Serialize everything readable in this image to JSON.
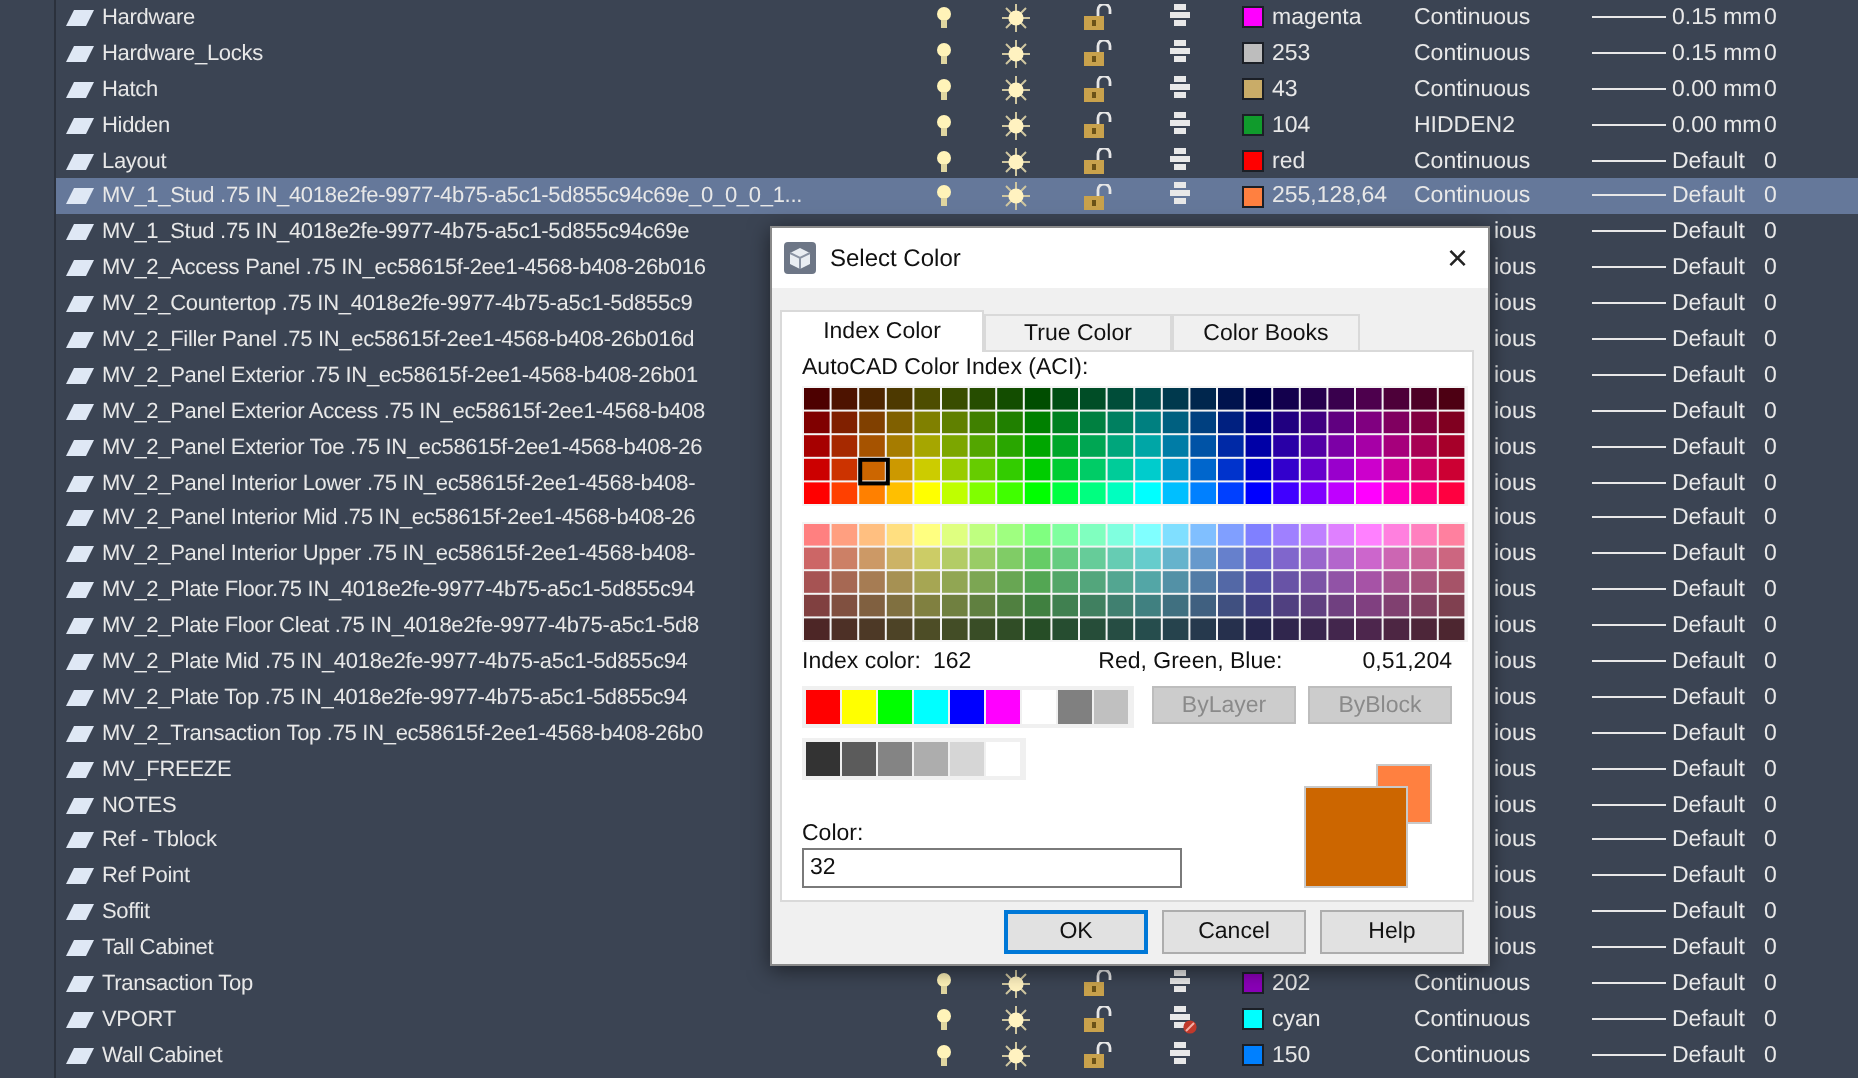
{
  "layers": [
    {
      "kind": "full",
      "name": "Hardware",
      "on": true,
      "frozen": false,
      "locked": false,
      "plot": true,
      "color": "#ff00ff",
      "color_name": "magenta",
      "linetype": "Continuous",
      "lineweight": "0.15 mm",
      "transparency": "0",
      "selected": false
    },
    {
      "kind": "full",
      "name": "Hardware_Locks",
      "on": true,
      "frozen": false,
      "locked": false,
      "plot": true,
      "color": "#bdbdbd",
      "color_name": "253",
      "linetype": "Continuous",
      "lineweight": "0.15 mm",
      "transparency": "0",
      "selected": false
    },
    {
      "kind": "full",
      "name": "Hatch",
      "on": true,
      "frozen": false,
      "locked": false,
      "plot": true,
      "color": "#c9ac68",
      "color_name": "43",
      "linetype": "Continuous",
      "lineweight": "0.00 mm",
      "transparency": "0",
      "selected": false
    },
    {
      "kind": "full",
      "name": "Hidden",
      "on": true,
      "frozen": false,
      "locked": false,
      "plot": true,
      "color": "#109b2c",
      "color_name": "104",
      "linetype": "HIDDEN2",
      "lineweight": "0.00 mm",
      "transparency": "0",
      "selected": false
    },
    {
      "kind": "full",
      "name": "Layout",
      "on": true,
      "frozen": false,
      "locked": false,
      "plot": true,
      "color": "#ff0000",
      "color_name": "red",
      "linetype": "Continuous",
      "lineweight": "Default",
      "transparency": "0",
      "selected": false
    },
    {
      "kind": "full",
      "name": "MV_1_Stud .75 IN_4018e2fe-9977-4b75-a5c1-5d855c94c69e_0_0_0_1...",
      "on": true,
      "frozen": false,
      "locked": false,
      "plot": true,
      "color": "#ff8040",
      "color_name": "255,128,64",
      "linetype": "Continuous",
      "lineweight": "Default",
      "transparency": "0",
      "selected": true
    },
    {
      "kind": "covered",
      "name": "MV_1_Stud .75 IN_4018e2fe-9977-4b75-a5c1-5d855c94c69e",
      "linetype": "ious",
      "lineweight": "Default",
      "transparency": "0"
    },
    {
      "kind": "covered",
      "name": "MV_2_Access Panel .75 IN_ec58615f-2ee1-4568-b408-26b016",
      "linetype": "ious",
      "lineweight": "Default",
      "transparency": "0"
    },
    {
      "kind": "covered",
      "name": "MV_2_Countertop .75 IN_4018e2fe-9977-4b75-a5c1-5d855c9",
      "linetype": "ious",
      "lineweight": "Default",
      "transparency": "0"
    },
    {
      "kind": "covered",
      "name": "MV_2_Filler Panel .75 IN_ec58615f-2ee1-4568-b408-26b016d",
      "linetype": "ious",
      "lineweight": "Default",
      "transparency": "0"
    },
    {
      "kind": "covered",
      "name": "MV_2_Panel Exterior .75 IN_ec58615f-2ee1-4568-b408-26b01",
      "linetype": "ious",
      "lineweight": "Default",
      "transparency": "0"
    },
    {
      "kind": "covered",
      "name": "MV_2_Panel Exterior Access .75 IN_ec58615f-2ee1-4568-b408",
      "linetype": "ious",
      "lineweight": "Default",
      "transparency": "0"
    },
    {
      "kind": "covered",
      "name": "MV_2_Panel Exterior Toe .75 IN_ec58615f-2ee1-4568-b408-26",
      "linetype": "ious",
      "lineweight": "Default",
      "transparency": "0"
    },
    {
      "kind": "covered",
      "name": "MV_2_Panel Interior Lower .75 IN_ec58615f-2ee1-4568-b408-",
      "linetype": "ious",
      "lineweight": "Default",
      "transparency": "0"
    },
    {
      "kind": "covered",
      "name": "MV_2_Panel Interior Mid .75 IN_ec58615f-2ee1-4568-b408-26",
      "linetype": "ious",
      "lineweight": "Default",
      "transparency": "0"
    },
    {
      "kind": "covered",
      "name": "MV_2_Panel Interior Upper .75 IN_ec58615f-2ee1-4568-b408-",
      "linetype": "ious",
      "lineweight": "Default",
      "transparency": "0"
    },
    {
      "kind": "covered",
      "name": "MV_2_Plate Floor.75 IN_4018e2fe-9977-4b75-a5c1-5d855c94",
      "linetype": "ious",
      "lineweight": "Default",
      "transparency": "0"
    },
    {
      "kind": "covered",
      "name": "MV_2_Plate Floor Cleat .75 IN_4018e2fe-9977-4b75-a5c1-5d8",
      "linetype": "ious",
      "lineweight": "Default",
      "transparency": "0"
    },
    {
      "kind": "covered",
      "name": "MV_2_Plate Mid .75 IN_4018e2fe-9977-4b75-a5c1-5d855c94",
      "linetype": "ious",
      "lineweight": "Default",
      "transparency": "0"
    },
    {
      "kind": "covered",
      "name": "MV_2_Plate Top .75 IN_4018e2fe-9977-4b75-a5c1-5d855c94",
      "linetype": "ious",
      "lineweight": "Default",
      "transparency": "0"
    },
    {
      "kind": "covered",
      "name": "MV_2_Transaction Top .75 IN_ec58615f-2ee1-4568-b408-26b0",
      "linetype": "ious",
      "lineweight": "Default",
      "transparency": "0"
    },
    {
      "kind": "covered",
      "name": "MV_FREEZE",
      "linetype": "ious",
      "lineweight": "Default",
      "transparency": "0"
    },
    {
      "kind": "covered",
      "name": "NOTES",
      "linetype": "ious",
      "lineweight": "Default",
      "transparency": "0"
    },
    {
      "kind": "covered",
      "name": "Ref - Tblock",
      "linetype": "ious",
      "lineweight": "Default",
      "transparency": "0"
    },
    {
      "kind": "covered",
      "name": "Ref Point",
      "linetype": "ious",
      "lineweight": "Default",
      "transparency": "0"
    },
    {
      "kind": "covered",
      "name": "Soffit",
      "linetype": "ious",
      "lineweight": "Default",
      "transparency": "0"
    },
    {
      "kind": "covered",
      "name": "Tall Cabinet",
      "linetype": "ious",
      "lineweight": "Default",
      "transparency": "0"
    },
    {
      "kind": "full",
      "name": "Transaction Top",
      "on": true,
      "frozen": false,
      "locked": false,
      "plot": true,
      "color": "#8a00b8",
      "color_name": "202",
      "linetype": "Continuous",
      "lineweight": "Default",
      "transparency": "0",
      "selected": false
    },
    {
      "kind": "full",
      "name": "VPORT",
      "on": true,
      "frozen": false,
      "locked": false,
      "plot": false,
      "color": "#00ffff",
      "color_name": "cyan",
      "linetype": "Continuous",
      "lineweight": "Default",
      "transparency": "0",
      "selected": false
    },
    {
      "kind": "full",
      "name": "Wall Cabinet",
      "on": true,
      "frozen": false,
      "locked": false,
      "plot": true,
      "color": "#0080ff",
      "color_name": "150",
      "linetype": "Continuous",
      "lineweight": "Default",
      "transparency": "0",
      "selected": false
    }
  ],
  "dialog": {
    "title": "Select Color",
    "close": "×",
    "tabs": [
      {
        "label": "Index Color",
        "selected": true
      },
      {
        "label": "True Color",
        "selected": false
      },
      {
        "label": "Color Books",
        "selected": false
      }
    ],
    "palette": {
      "label": "AutoCAD Color Index (ACI):"
    },
    "index_color": {
      "label": "Index color:",
      "value": "162"
    },
    "rgb": {
      "label": "Red, Green, Blue:",
      "value": "0,51,204"
    },
    "standard_colors": [
      {
        "color": "#ff0000"
      },
      {
        "color": "#ffff00"
      },
      {
        "color": "#00ff00"
      },
      {
        "color": "#00ffff"
      },
      {
        "color": "#0000ff"
      },
      {
        "color": "#ff00ff"
      },
      {
        "color": "#ffffff"
      },
      {
        "color": "#808080"
      },
      {
        "color": "#c0c0c0"
      }
    ],
    "gray_colors": [
      {
        "color": "#333333"
      },
      {
        "color": "#5b5b5b"
      },
      {
        "color": "#848484"
      },
      {
        "color": "#adadad"
      },
      {
        "color": "#d6d6d6"
      },
      {
        "color": "#ffffff"
      }
    ],
    "by_buttons": [
      {
        "label": "ByLayer",
        "disabled": true
      },
      {
        "label": "ByBlock",
        "disabled": true
      }
    ],
    "color_field": {
      "label": "Color:",
      "value": "32"
    },
    "preview": [
      {
        "kind": "old",
        "color": "#ff8040"
      },
      {
        "kind": "new",
        "color": "#cc6600"
      }
    ],
    "buttons": [
      {
        "label": "OK",
        "default": true
      },
      {
        "label": "Cancel",
        "default": false
      },
      {
        "label": "Help",
        "default": false
      }
    ]
  }
}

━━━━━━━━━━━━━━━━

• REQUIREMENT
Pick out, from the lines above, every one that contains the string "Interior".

• ANSWER TO THIS TASK
      "name": "MV_2_Panel Interior Lower .75 IN_ec58615f-2ee1-4568-b408-",
      "name": "MV_2_Panel Interior Mid .75 IN_ec58615f-2ee1-4568-b408-26",
      "name": "MV_2_Panel Interior Upper .75 IN_ec58615f-2ee1-4568-b408-",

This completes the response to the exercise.